- SOURCE RECORDS
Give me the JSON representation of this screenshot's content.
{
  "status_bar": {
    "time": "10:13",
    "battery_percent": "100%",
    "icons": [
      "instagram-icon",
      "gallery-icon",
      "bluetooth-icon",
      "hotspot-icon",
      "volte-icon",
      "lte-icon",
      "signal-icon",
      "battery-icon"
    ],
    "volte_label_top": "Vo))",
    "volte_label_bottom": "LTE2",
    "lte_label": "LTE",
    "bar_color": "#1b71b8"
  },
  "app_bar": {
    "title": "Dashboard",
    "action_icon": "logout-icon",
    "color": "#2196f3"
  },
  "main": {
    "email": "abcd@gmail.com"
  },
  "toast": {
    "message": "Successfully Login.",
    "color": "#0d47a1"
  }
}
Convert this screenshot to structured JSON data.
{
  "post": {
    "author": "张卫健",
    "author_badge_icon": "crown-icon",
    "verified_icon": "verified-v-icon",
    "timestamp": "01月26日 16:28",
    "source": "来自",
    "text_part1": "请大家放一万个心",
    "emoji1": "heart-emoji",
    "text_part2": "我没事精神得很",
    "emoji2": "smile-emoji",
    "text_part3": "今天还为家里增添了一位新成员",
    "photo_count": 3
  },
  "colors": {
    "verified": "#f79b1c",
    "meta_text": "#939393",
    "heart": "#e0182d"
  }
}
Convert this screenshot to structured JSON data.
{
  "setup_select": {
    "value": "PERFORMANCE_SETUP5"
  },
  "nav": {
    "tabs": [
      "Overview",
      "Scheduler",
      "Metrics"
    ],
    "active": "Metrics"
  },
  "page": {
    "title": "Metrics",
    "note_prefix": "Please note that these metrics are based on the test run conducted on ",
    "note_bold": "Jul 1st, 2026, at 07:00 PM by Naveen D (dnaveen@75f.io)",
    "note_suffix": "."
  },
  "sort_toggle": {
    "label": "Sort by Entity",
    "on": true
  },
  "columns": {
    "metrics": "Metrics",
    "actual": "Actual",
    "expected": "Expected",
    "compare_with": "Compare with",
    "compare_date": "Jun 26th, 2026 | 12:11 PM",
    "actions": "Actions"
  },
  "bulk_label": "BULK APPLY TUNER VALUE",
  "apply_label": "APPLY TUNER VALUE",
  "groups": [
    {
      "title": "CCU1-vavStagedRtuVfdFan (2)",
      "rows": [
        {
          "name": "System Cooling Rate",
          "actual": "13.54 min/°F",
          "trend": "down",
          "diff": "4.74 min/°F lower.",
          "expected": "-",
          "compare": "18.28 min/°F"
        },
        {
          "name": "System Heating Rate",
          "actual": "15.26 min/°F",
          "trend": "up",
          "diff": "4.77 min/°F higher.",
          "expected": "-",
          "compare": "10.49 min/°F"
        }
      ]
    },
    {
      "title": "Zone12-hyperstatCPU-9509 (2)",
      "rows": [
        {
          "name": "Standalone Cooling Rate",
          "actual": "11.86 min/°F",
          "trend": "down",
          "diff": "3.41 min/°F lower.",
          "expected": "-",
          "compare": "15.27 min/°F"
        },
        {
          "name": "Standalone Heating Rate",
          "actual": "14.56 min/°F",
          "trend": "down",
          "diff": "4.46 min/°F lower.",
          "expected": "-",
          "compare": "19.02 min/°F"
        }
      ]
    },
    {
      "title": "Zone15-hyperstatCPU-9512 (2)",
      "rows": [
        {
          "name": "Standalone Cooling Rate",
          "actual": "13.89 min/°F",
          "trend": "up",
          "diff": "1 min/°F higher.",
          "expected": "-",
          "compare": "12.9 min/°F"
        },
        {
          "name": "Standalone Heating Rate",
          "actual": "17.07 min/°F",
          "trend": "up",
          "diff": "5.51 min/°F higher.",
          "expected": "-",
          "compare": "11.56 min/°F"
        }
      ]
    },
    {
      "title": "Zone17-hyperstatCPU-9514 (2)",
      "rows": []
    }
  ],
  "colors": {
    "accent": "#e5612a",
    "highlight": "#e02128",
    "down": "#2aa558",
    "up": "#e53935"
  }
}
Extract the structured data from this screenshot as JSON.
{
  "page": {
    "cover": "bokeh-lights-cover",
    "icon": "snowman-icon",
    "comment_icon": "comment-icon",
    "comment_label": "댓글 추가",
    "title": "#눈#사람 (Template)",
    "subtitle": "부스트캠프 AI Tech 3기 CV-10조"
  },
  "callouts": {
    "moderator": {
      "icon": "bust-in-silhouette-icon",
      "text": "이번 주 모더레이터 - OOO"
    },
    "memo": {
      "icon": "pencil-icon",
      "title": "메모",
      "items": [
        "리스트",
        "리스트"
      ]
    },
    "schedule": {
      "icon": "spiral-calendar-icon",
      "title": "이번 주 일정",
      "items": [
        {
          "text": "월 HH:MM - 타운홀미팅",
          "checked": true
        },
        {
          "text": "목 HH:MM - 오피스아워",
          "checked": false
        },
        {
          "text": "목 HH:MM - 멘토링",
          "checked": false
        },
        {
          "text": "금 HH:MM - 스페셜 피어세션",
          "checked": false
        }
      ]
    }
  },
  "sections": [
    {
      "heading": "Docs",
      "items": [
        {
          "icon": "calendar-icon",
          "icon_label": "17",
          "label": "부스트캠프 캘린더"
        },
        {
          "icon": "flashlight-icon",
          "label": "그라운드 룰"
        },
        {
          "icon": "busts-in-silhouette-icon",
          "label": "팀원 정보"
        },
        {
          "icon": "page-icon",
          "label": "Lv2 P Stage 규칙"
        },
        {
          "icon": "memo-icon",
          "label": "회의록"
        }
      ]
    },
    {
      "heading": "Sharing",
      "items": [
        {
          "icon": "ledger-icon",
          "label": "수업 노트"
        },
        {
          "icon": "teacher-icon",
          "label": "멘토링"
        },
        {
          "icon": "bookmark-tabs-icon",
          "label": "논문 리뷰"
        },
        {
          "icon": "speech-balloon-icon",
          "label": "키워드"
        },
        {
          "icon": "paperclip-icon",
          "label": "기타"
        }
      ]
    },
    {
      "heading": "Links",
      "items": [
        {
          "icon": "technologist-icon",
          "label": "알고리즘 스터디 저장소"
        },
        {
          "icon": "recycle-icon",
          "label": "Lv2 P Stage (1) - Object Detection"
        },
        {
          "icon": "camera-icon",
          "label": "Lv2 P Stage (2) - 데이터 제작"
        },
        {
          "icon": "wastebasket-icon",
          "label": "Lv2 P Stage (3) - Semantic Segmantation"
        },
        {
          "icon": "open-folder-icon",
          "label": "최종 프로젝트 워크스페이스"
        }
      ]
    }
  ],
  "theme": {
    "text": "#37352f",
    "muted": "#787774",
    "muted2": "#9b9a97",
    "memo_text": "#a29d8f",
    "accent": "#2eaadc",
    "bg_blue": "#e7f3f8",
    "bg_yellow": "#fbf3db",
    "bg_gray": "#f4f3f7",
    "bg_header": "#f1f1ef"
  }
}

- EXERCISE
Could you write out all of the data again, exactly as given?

- SOLUTION TO THIS PROBLEM
Give me the JSON representation of this screenshot's content.
{
  "status_bar": {
    "time": "10:13",
    "battery_percent": "100%",
    "icons": [
      "instagram-icon",
      "gallery-icon",
      "bluetooth-icon",
      "hotspot-icon",
      "volte-icon",
      "lte-icon",
      "signal-icon",
      "battery-icon"
    ],
    "volte_label_top": "Vo))",
    "volte_label_bottom": "LTE2",
    "lte_label": "LTE",
    "bar_color": "#1b71b8"
  },
  "app_bar": {
    "title": "Dashboard",
    "action_icon": "logout-icon",
    "color": "#2196f3"
  },
  "main": {
    "email": "abcd@gmail.com"
  },
  "toast": {
    "message": "Successfully Login.",
    "color": "#0d47a1"
  }
}
Convert this screenshot to structured JSON data.
{
  "post": {
    "author": "张卫健",
    "author_badge_icon": "crown-icon",
    "verified_icon": "verified-v-icon",
    "timestamp": "01月26日 16:28",
    "source": "来自",
    "text_part1": "请大家放一万个心",
    "emoji1": "heart-emoji",
    "text_part2": "我没事精神得很",
    "emoji2": "smile-emoji",
    "text_part3": "今天还为家里增添了一位新成员",
    "photo_count": 3
  },
  "colors": {
    "verified": "#f79b1c",
    "meta_text": "#939393",
    "heart": "#e0182d"
  }
}
Convert this screenshot to structured JSON data.
{
  "setup_select": {
    "value": "PERFORMANCE_SETUP5"
  },
  "nav": {
    "tabs": [
      "Overview",
      "Scheduler",
      "Metrics"
    ],
    "active": "Metrics"
  },
  "page": {
    "title": "Metrics",
    "note_prefix": "Please note that these metrics are based on the test run conducted on ",
    "note_bold": "Jul 1st, 2026, at 07:00 PM by Naveen D (dnaveen@75f.io)",
    "note_suffix": "."
  },
  "sort_toggle": {
    "label": "Sort by Entity",
    "on": true
  },
  "columns": {
    "metrics": "Metrics",
    "actual": "Actual",
    "expected": "Expected",
    "compare_with": "Compare with",
    "compare_date": "Jun 26th, 2026 | 12:11 PM",
    "actions": "Actions"
  },
  "bulk_label": "BULK APPLY TUNER VALUE",
  "apply_label": "APPLY TUNER VALUE",
  "groups": [
    {
      "title": "CCU1-vavStagedRtuVfdFan (2)",
      "rows": [
        {
          "name": "System Cooling Rate",
          "actual": "13.54 min/°F",
          "trend": "down",
          "diff": "4.74 min/°F lower.",
          "expected": "-",
          "compare": "18.28 min/°F"
        },
        {
          "name": "System Heating Rate",
          "actual": "15.26 min/°F",
          "trend": "up",
          "diff": "4.77 min/°F higher.",
          "expected": "-",
          "compare": "10.49 min/°F"
        }
      ]
    },
    {
      "title": "Zone12-hyperstatCPU-9509 (2)",
      "rows": [
        {
          "name": "Standalone Cooling Rate",
          "actual": "11.86 min/°F",
          "trend": "down",
          "diff": "3.41 min/°F lower.",
          "expected": "-",
          "compare": "15.27 min/°F"
        },
        {
          "name": "Standalone Heating Rate",
          "actual": "14.56 min/°F",
          "trend": "down",
          "diff": "4.46 min/°F lower.",
          "expected": "-",
          "compare": "19.02 min/°F"
        }
      ]
    },
    {
      "title": "Zone15-hyperstatCPU-9512 (2)",
      "rows": [
        {
          "name": "Standalone Cooling Rate",
          "actual": "13.89 min/°F",
          "trend": "up",
          "diff": "1 min/°F higher.",
          "expected": "-",
          "compare": "12.9 min/°F"
        },
        {
          "name": "Standalone Heating Rate",
          "actual": "17.07 min/°F",
          "trend": "up",
          "diff": "5.51 min/°F higher.",
          "expected": "-",
          "compare": "11.56 min/°F"
        }
      ]
    },
    {
      "title": "Zone17-hyperstatCPU-9514 (2)",
      "rows": []
    }
  ],
  "colors": {
    "accent": "#e5612a",
    "highlight": "#e02128",
    "down": "#2aa558",
    "up": "#e53935"
  }
}
Extract the structured data from this screenshot as JSON.
{
  "page": {
    "cover": "bokeh-lights-cover",
    "icon": "snowman-icon",
    "comment_icon": "comment-icon",
    "comment_label": "댓글 추가",
    "title": "#눈#사람 (Template)",
    "subtitle": "부스트캠프 AI Tech 3기 CV-10조"
  },
  "callouts": {
    "moderator": {
      "icon": "bust-in-silhouette-icon",
      "text": "이번 주 모더레이터 - OOO"
    },
    "memo": {
      "icon": "pencil-icon",
      "title": "메모",
      "items": [
        "리스트",
        "리스트"
      ]
    },
    "schedule": {
      "icon": "spiral-calendar-icon",
      "title": "이번 주 일정",
      "items": [
        {
          "text": "월 HH:MM - 타운홀미팅",
          "checked": true
        },
        {
          "text": "목 HH:MM - 오피스아워",
          "checked": false
        },
        {
          "text": "목 HH:MM - 멘토링",
          "checked": false
        },
        {
          "text": "금 HH:MM - 스페셜 피어세션",
          "checked": false
        }
      ]
    }
  },
  "sections": [
    {
      "heading": "Docs",
      "items": [
        {
          "icon": "calendar-icon",
          "icon_label": "17",
          "label": "부스트캠프 캘린더"
        },
        {
          "icon": "flashlight-icon",
          "label": "그라운드 룰"
        },
        {
          "icon": "busts-in-silhouette-icon",
          "label": "팀원 정보"
        },
        {
          "icon": "page-icon",
          "label": "Lv2 P Stage 규칙"
        },
        {
          "icon": "memo-icon",
          "label": "회의록"
        }
      ]
    },
    {
      "heading": "Sharing",
      "items": [
        {
          "icon": "ledger-icon",
          "label": "수업 노트"
        },
        {
          "icon": "teacher-icon",
          "label": "멘토링"
        },
        {
          "icon": "bookmark-tabs-icon",
          "label": "논문 리뷰"
        },
        {
          "icon": "speech-balloon-icon",
          "label": "키워드"
        },
        {
          "icon": "paperclip-icon",
          "label": "기타"
        }
      ]
    },
    {
      "heading": "Links",
      "items": [
        {
          "icon": "technologist-icon",
          "label": "알고리즘 스터디 저장소"
        },
        {
          "icon": "recycle-icon",
          "label": "Lv2 P Stage (1) - Object Detection"
        },
        {
          "icon": "camera-icon",
          "label": "Lv2 P Stage (2) - 데이터 제작"
        },
        {
          "icon": "wastebasket-icon",
          "label": "Lv2 P Stage (3) - Semantic Segmantation"
        },
        {
          "icon": "open-folder-icon",
          "label": "최종 프로젝트 워크스페이스"
        }
      ]
    }
  ],
  "theme": {
    "text": "#37352f",
    "muted": "#787774",
    "muted2": "#9b9a97",
    "memo_text": "#a29d8f",
    "accent": "#2eaadc",
    "bg_blue": "#e7f3f8",
    "bg_yellow": "#fbf3db",
    "bg_gray": "#f4f3f7",
    "bg_header": "#f1f1ef"
  }
}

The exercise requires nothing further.